CLEVELAND -- Normally, notching 37 points, 11 rebounds and five assists would leave a fifth-year player like Giannis Antetokounmpo satisfied with their night's work.
But after the Milwaukee Bucks' 124-117 loss to the Cleveland Cavaliers on Monday, all the Bucks star could think about was how LeBron James upstaged him with 40 points, 12 rebounds and 10 assists of his own.
"I was talking to myself when I was taking a shower. And I was like, 'OK, what did I do wrong today guarding LeBron?'" Antetokounmpo said after the game. "Because he's the first player ever to score 40 on me that easy. It's hard; [LeBron's] a guy that can drive the ball, shoot the ball, especially late in his career now he's been shooting the ball amazing. He's getting his teammates in the right spot. He's the best player in the world. That simple."
James' night was historically dominant, as he became the third-oldest player in league history to notch a triple-double while scoring at least 40 points at 33 years, 79 days old, putting him behind only Larry Bird (35 years, 99 days) and Elgin Baylor (34 years, 48 days) among the game's greatest graybeards in that category, according to ESPN Stats & Information research.
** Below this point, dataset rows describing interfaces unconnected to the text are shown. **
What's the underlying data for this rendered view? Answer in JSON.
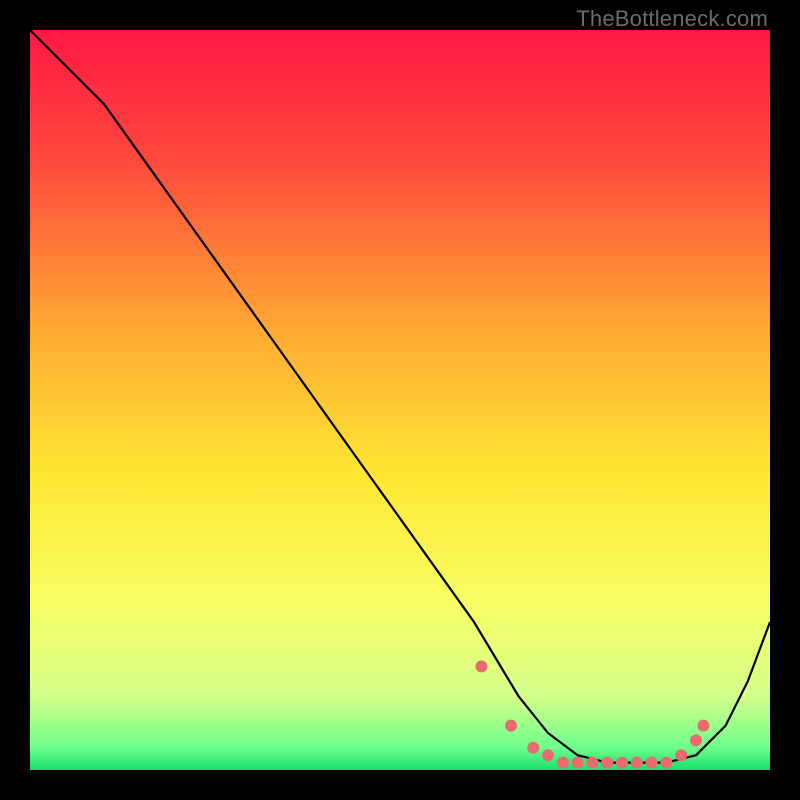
{
  "watermark": "TheBottleneck.com",
  "chart_data": {
    "type": "line",
    "title": "",
    "xlabel": "",
    "ylabel": "",
    "xlim": [
      0,
      100
    ],
    "ylim": [
      0,
      100
    ],
    "grid": false,
    "legend": false,
    "gradient_stops": [
      {
        "offset": 0,
        "color": "#ff1744"
      },
      {
        "offset": 18,
        "color": "#ff4a3d"
      },
      {
        "offset": 40,
        "color": "#ffa733"
      },
      {
        "offset": 60,
        "color": "#ffe733"
      },
      {
        "offset": 78,
        "color": "#f7ff66"
      },
      {
        "offset": 90,
        "color": "#d4ff8a"
      },
      {
        "offset": 97,
        "color": "#6dff8a"
      },
      {
        "offset": 100,
        "color": "#18e06b"
      }
    ],
    "curve": {
      "x": [
        0,
        6,
        10,
        15,
        20,
        25,
        30,
        35,
        40,
        45,
        50,
        55,
        60,
        63,
        66,
        70,
        74,
        78,
        82,
        86,
        90,
        94,
        97,
        100
      ],
      "y": [
        100,
        94,
        90,
        83,
        76,
        69,
        62,
        55,
        48,
        41,
        34,
        27,
        20,
        15,
        10,
        5,
        2,
        1,
        1,
        1,
        2,
        6,
        12,
        20
      ]
    },
    "markers": {
      "x": [
        61,
        65,
        68,
        70,
        72,
        74,
        76,
        78,
        80,
        82,
        84,
        86,
        88,
        90,
        91
      ],
      "y": [
        14,
        6,
        3,
        2,
        1,
        1,
        1,
        1,
        1,
        1,
        1,
        1,
        2,
        4,
        6
      ],
      "color": "#e96a6f",
      "size": 6
    }
  }
}
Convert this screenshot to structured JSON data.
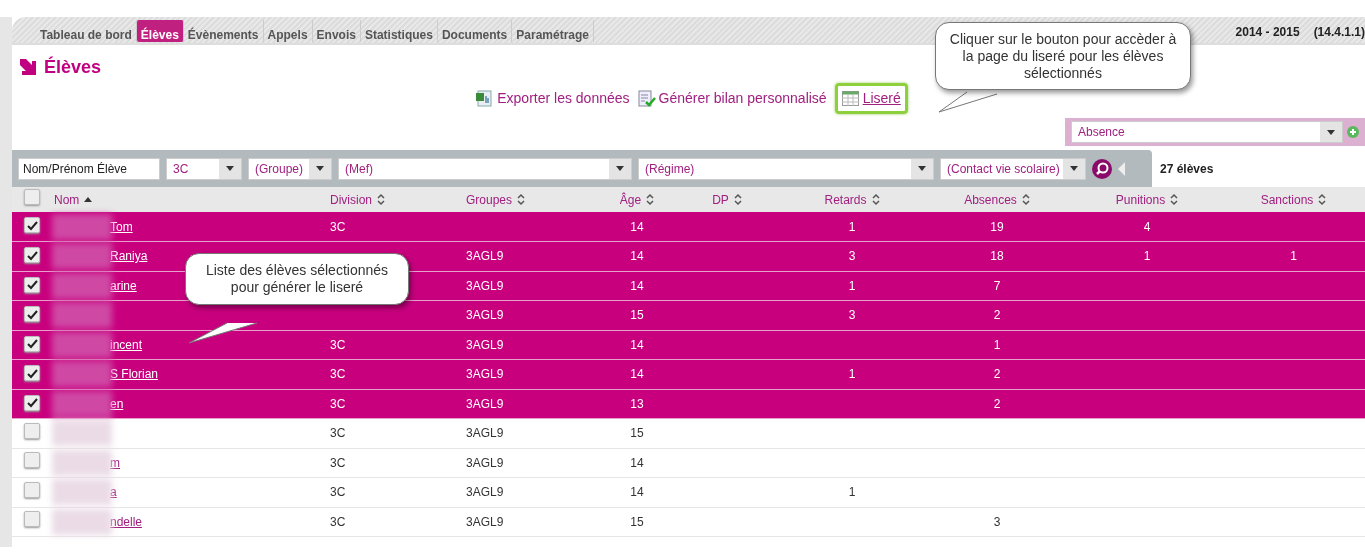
{
  "tabs": [
    {
      "label": "Tableau de bord",
      "selected": false
    },
    {
      "label": "Élèves",
      "selected": true
    },
    {
      "label": "Évènements",
      "selected": false
    },
    {
      "label": "Appels",
      "selected": false
    },
    {
      "label": "Envois",
      "selected": false
    },
    {
      "label": "Statistiques",
      "selected": false
    },
    {
      "label": "Documents",
      "selected": false
    },
    {
      "label": "Paramétrage",
      "selected": false
    }
  ],
  "school_year": "2014 - 2015",
  "version": "(14.4.1.1)",
  "page_title": "Élèves",
  "actions": [
    {
      "label": "Exporter les données",
      "kind": "export",
      "highlighted": false
    },
    {
      "label": "Générer bilan personnalisé",
      "kind": "report",
      "highlighted": false
    },
    {
      "label": "Liseré",
      "kind": "table",
      "highlighted": true
    }
  ],
  "event_select": {
    "value": "Absence"
  },
  "filters": [
    {
      "kind": "text",
      "value": "Nom/Prénom Élève"
    },
    {
      "kind": "select",
      "value": "3C"
    },
    {
      "kind": "select",
      "value": "(Groupe)"
    },
    {
      "kind": "select",
      "value": "(Mef)"
    },
    {
      "kind": "select",
      "value": "(Régime)"
    },
    {
      "kind": "select",
      "value": "(Contact vie scolaire)"
    }
  ],
  "student_count": "27 élèves",
  "table": {
    "all_checked": false,
    "columns": [
      {
        "label": "Nom",
        "sorted": true
      },
      {
        "label": "Division",
        "sorted": false
      },
      {
        "label": "Groupes",
        "sorted": false
      },
      {
        "label": "Âge",
        "sorted": false
      },
      {
        "label": "DP",
        "sorted": false
      },
      {
        "label": "Retards",
        "sorted": false
      },
      {
        "label": "Absences",
        "sorted": false
      },
      {
        "label": "Punitions",
        "sorted": false
      },
      {
        "label": "Sanctions",
        "sorted": false
      }
    ],
    "rows": [
      {
        "selected": true,
        "cells": [
          "Tom",
          "3C",
          null,
          "14",
          null,
          "1",
          "19",
          "4",
          null
        ]
      },
      {
        "selected": true,
        "cells": [
          "Raniya",
          null,
          "3AGL9",
          "14",
          null,
          "3",
          "18",
          "1",
          "1"
        ]
      },
      {
        "selected": true,
        "cells": [
          "arine",
          null,
          "3AGL9",
          "14",
          null,
          "1",
          "7",
          null,
          null
        ]
      },
      {
        "selected": true,
        "cells": [
          null,
          null,
          "3AGL9",
          "15",
          null,
          "3",
          "2",
          null,
          null
        ]
      },
      {
        "selected": true,
        "cells": [
          "incent",
          "3C",
          "3AGL9",
          "14",
          null,
          null,
          "1",
          null,
          null
        ]
      },
      {
        "selected": true,
        "cells": [
          "S Florian",
          "3C",
          "3AGL9",
          "14",
          null,
          "1",
          "2",
          null,
          null
        ]
      },
      {
        "selected": true,
        "cells": [
          "en",
          "3C",
          "3AGL9",
          "13",
          null,
          null,
          "2",
          null,
          null
        ]
      },
      {
        "selected": false,
        "cells": [
          null,
          "3C",
          "3AGL9",
          "15",
          null,
          null,
          null,
          null,
          null
        ]
      },
      {
        "selected": false,
        "cells": [
          "m",
          "3C",
          "3AGL9",
          "14",
          null,
          null,
          null,
          null,
          null
        ]
      },
      {
        "selected": false,
        "cells": [
          "a",
          "3C",
          "3AGL9",
          "14",
          null,
          "1",
          null,
          null,
          null
        ]
      },
      {
        "selected": false,
        "cells": [
          "ndelle",
          "3C",
          "3AGL9",
          "15",
          null,
          null,
          "3",
          null,
          null
        ]
      }
    ]
  },
  "callouts": [
    {
      "text": "Cliquer sur le bouton pour accèder à la page du liseré pour les élèves sélectionnés"
    },
    {
      "text": "Liste des élèves sélectionnés pour générer le liseré"
    }
  ]
}
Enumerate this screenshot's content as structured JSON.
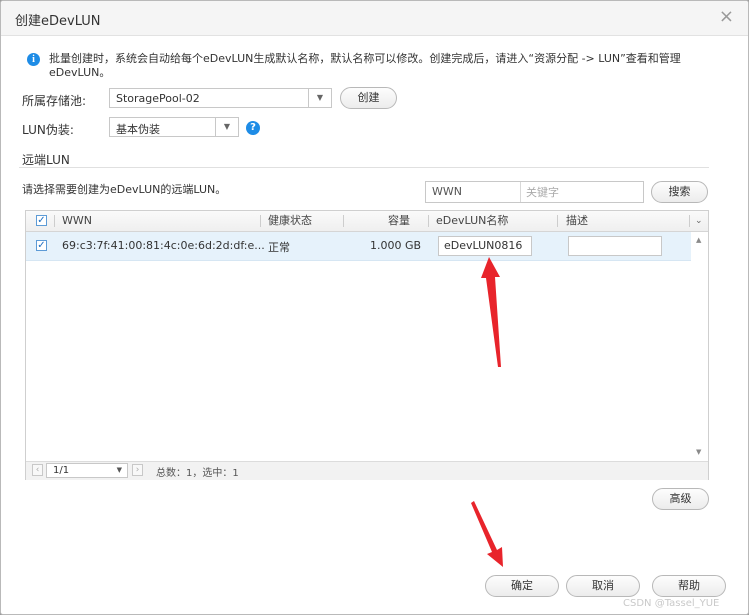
{
  "dialog": {
    "title": "创建eDevLUN",
    "close_symbol": "×"
  },
  "info": {
    "icon_text": "i",
    "text": "批量创建时，系统会自动给每个eDevLUN生成默认名称，默认名称可以修改。创建完成后，请进入“资源分配 -> LUN”查看和管理eDevLUN。"
  },
  "form": {
    "pool_label": "所属存储池:",
    "pool_value": "StoragePool-02",
    "create_button": "创建",
    "masquerade_label": "LUN伪装:",
    "masquerade_value": "基本伪装",
    "help_icon_text": "?"
  },
  "remote_lun": {
    "section_title": "远端LUN",
    "hint": "请选择需要创建为eDevLUN的远端LUN。",
    "search": {
      "type": "WWN",
      "placeholder": "关键字",
      "button": "搜索"
    }
  },
  "table": {
    "columns": [
      "WWN",
      "健康状态",
      "容量",
      "eDevLUN名称",
      "描述"
    ],
    "rows": [
      {
        "checked": true,
        "wwn": "69:c3:7f:41:00:81:4c:0e:6d:2d:df:e...",
        "health": "正常",
        "capacity": "1.000 GB",
        "edev_name": "eDevLUN0816",
        "description": ""
      }
    ],
    "pager": {
      "page": "1/1",
      "total_text": "总数：1，选中：1"
    }
  },
  "footer": {
    "advanced": "高级",
    "ok": "确定",
    "cancel": "取消",
    "help": "帮助"
  },
  "watermark": "CSDN @Tassel_YUE",
  "colors": {
    "accent": "#1e8ce6",
    "selected_row": "#e6f2fb",
    "annotation_arrow": "#e8242b"
  }
}
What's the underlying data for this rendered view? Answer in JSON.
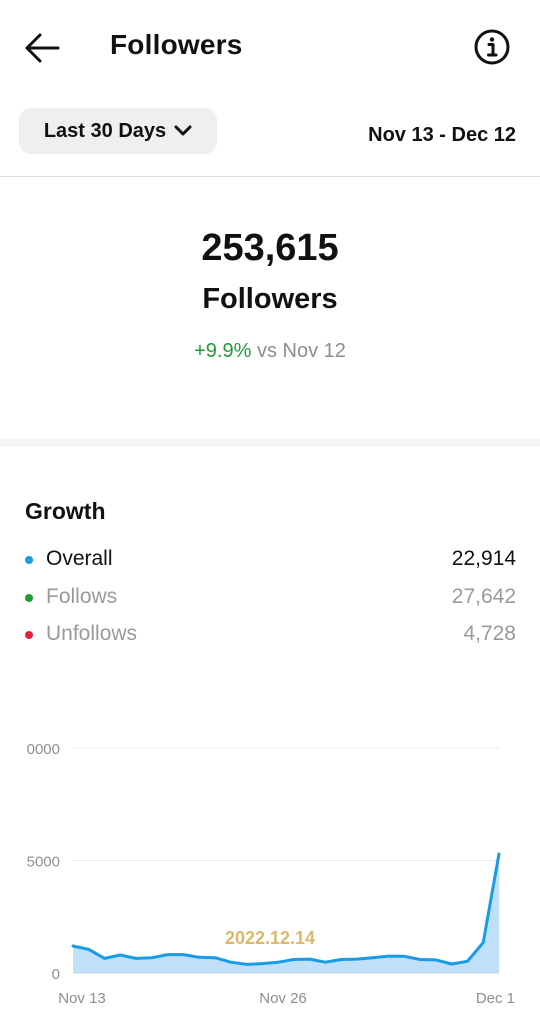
{
  "header": {
    "title": "Followers",
    "back_icon": "arrow-left-icon",
    "info_icon": "info-circle-icon"
  },
  "filter": {
    "range_label": "Last 30 Days",
    "range_icon": "chevron-down-icon",
    "date_range": "Nov 13 - Dec 12"
  },
  "summary": {
    "total": "253,615",
    "label": "Followers",
    "change_pct": "+9.9%",
    "change_suffix": " vs Nov 12"
  },
  "growth": {
    "title": "Growth",
    "rows": [
      {
        "label": "Overall",
        "value": "22,914",
        "color": "#1a9be6"
      },
      {
        "label": "Follows",
        "value": "27,642",
        "color": "#1f9b3c"
      },
      {
        "label": "Unfollows",
        "value": "4,728",
        "color": "#e0263d"
      }
    ]
  },
  "chart_data": {
    "type": "area",
    "x_ticks": [
      "Nov 13",
      "Nov 26",
      "Dec 1"
    ],
    "y_ticks": [
      "0",
      "5000",
      "0000"
    ],
    "ylim": [
      0,
      10000
    ],
    "grid": true,
    "annotation": "2022.12.14",
    "series": [
      {
        "values": [
          1200,
          1050,
          650,
          800,
          650,
          680,
          820,
          820,
          700,
          680,
          480,
          380,
          420,
          480,
          600,
          620,
          480,
          600,
          620,
          680,
          750,
          740,
          600,
          580,
          400,
          520,
          1350,
          5300
        ]
      }
    ]
  },
  "colors": {
    "accent": "#1a9be6",
    "area_fill": "#b9dcf7",
    "positive": "#1f9b3c",
    "negative": "#e0263d",
    "annotation": "#dcb86a"
  }
}
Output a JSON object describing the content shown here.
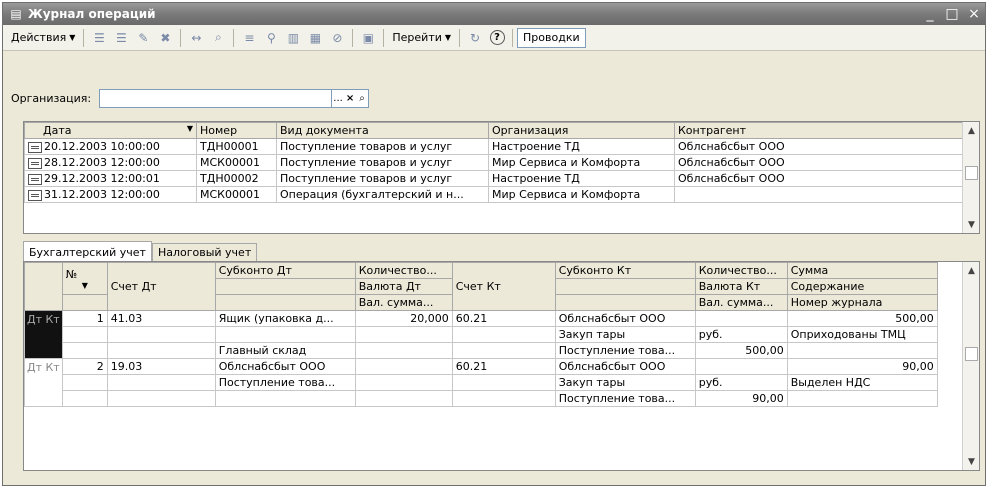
{
  "window": {
    "title": "Журнал операций",
    "min": "_",
    "max": "□",
    "close": "×"
  },
  "toolbar": {
    "actions_label": "Действия",
    "goto_label": "Перейти",
    "help_label": "?",
    "postings_label": "Проводки"
  },
  "filter": {
    "org_label": "Организация:",
    "org_value": "",
    "select_btn": "...",
    "clear_btn": "×",
    "search_btn": "⌕"
  },
  "journal": {
    "headers": [
      "Дата",
      "Номер",
      "Вид документа",
      "Организация",
      "Контрагент"
    ],
    "rows": [
      [
        "20.12.2003 10:00:00",
        "ТДН00001",
        "Поступление товаров и услуг",
        "Настроение ТД",
        "Облснабсбыт ООО"
      ],
      [
        "28.12.2003 12:00:00",
        "МСК00001",
        "Поступление товаров и услуг",
        "Мир Сервиса и Комфорта",
        "Облснабсбыт ООО"
      ],
      [
        "29.12.2003 12:00:01",
        "ТДН00002",
        "Поступление товаров и услуг",
        "Настроение ТД",
        "Облснабсбыт ООО"
      ],
      [
        "31.12.2003 12:00:00",
        "МСК00001",
        "Операция (бухгалтерский и н...",
        "Мир Сервиса и Комфорта",
        ""
      ]
    ]
  },
  "tabs": [
    "Бухгалтерский учет",
    "Налоговый учет"
  ],
  "postings": {
    "h1": [
      "№",
      "Счет Дт",
      "Субконто Дт",
      "Количество...",
      "Счет Кт",
      "Субконто Кт",
      "Количество...",
      "Сумма"
    ],
    "h2": [
      "Валюта Дт",
      "Валюта Кт",
      "Содержание"
    ],
    "h3": [
      "Вал. сумма...",
      "Вал. сумма...",
      "Номер журнала"
    ],
    "dtkt": "Дт Кт",
    "e1": {
      "num": "1",
      "acc_dt": "41.03",
      "sub_dt1": "Ящик (упаковка д...",
      "qty_dt": "20,000",
      "acc_kt": "60.21",
      "sub_kt1": "Облснабсбыт ООО",
      "sum": "500,00",
      "sub_kt2": "Закуп тары",
      "cur_kt": "руб.",
      "content": "Оприходованы ТМЦ",
      "sub_dt3": "Главный склад",
      "sub_kt3": "Поступление това...",
      "valsum_kt": "500,00"
    },
    "e2": {
      "num": "2",
      "acc_dt": "19.03",
      "sub_dt1": "Облснабсбыт ООО",
      "acc_kt": "60.21",
      "sub_kt1": "Облснабсбыт ООО",
      "sum": "90,00",
      "sub_dt2": "Поступление това...",
      "sub_kt2": "Закуп тары",
      "cur_kt": "руб.",
      "content": "Выделен НДС",
      "sub_kt3": "Поступление това...",
      "valsum_kt": "90,00"
    }
  }
}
James became the fifth player in league history with five 40-point triple-doubles, according to the Elias Sports Bureau research, and he did it on the day he won Eastern Conference Player of the Week for a record 60th time (and the third time this season).
"Stay committed to my regimen," James credited for his recent play after averaging 32.0 points on 56.9 percent shooting from the field, 13.3 rebounds, 9.7 assists, 2.0 steals and 2.3 blocks to earn player of the week honors. "I'm not going to make shots every night, but what I do know is I'm going to do other things if I don't make shots to get my guys involved and rebound and defend. I can take a charge here and there if it presents itself, I can block shots and get steals. I can always figure out a way to be a threat on the floor even if I'm not scoring. For me that doesn't change."
While Antetokounmpo was frustrated with his performance guarding James, Cavs acting head coach Larry Drew -- who was Antetokounmpo's coach during his rookie season -- marveled at the young forward's development.
"If you remember, I was part of that staff that drafted him. And I'll never forget when I first saw him, I had to take a trip to Europe, to Estonia, to see him," Drew said. "And I'm watching this real thin kid. Had no idea -- I don't think anybody had any inkling -- that he'd turn out the way he did. But I just remember seeing him back then and just seeing where he has grown to now. And he just leaves me scratching my head a little bit, to be perfectly honest.
"When you watch both Giannis and you watch Bron on the floor, I tell you, you can't [look away] -- you have to be focused at all times because Bron is a special, special player. I mean, as special as probably you'll ever see. And Giannis is blooming into that.
"But watching a game like tonight, you are sure fans are going to get their money's worth with them watching LB and watching Giannis."
Perhaps the fans will get even more to see should Cleveland and Milwaukee somehow meet in the postseason.
"It would be a great experience," Antetokounmpo said. "I think LeBron brings the best out of me. It should be a fun playoff series to watch."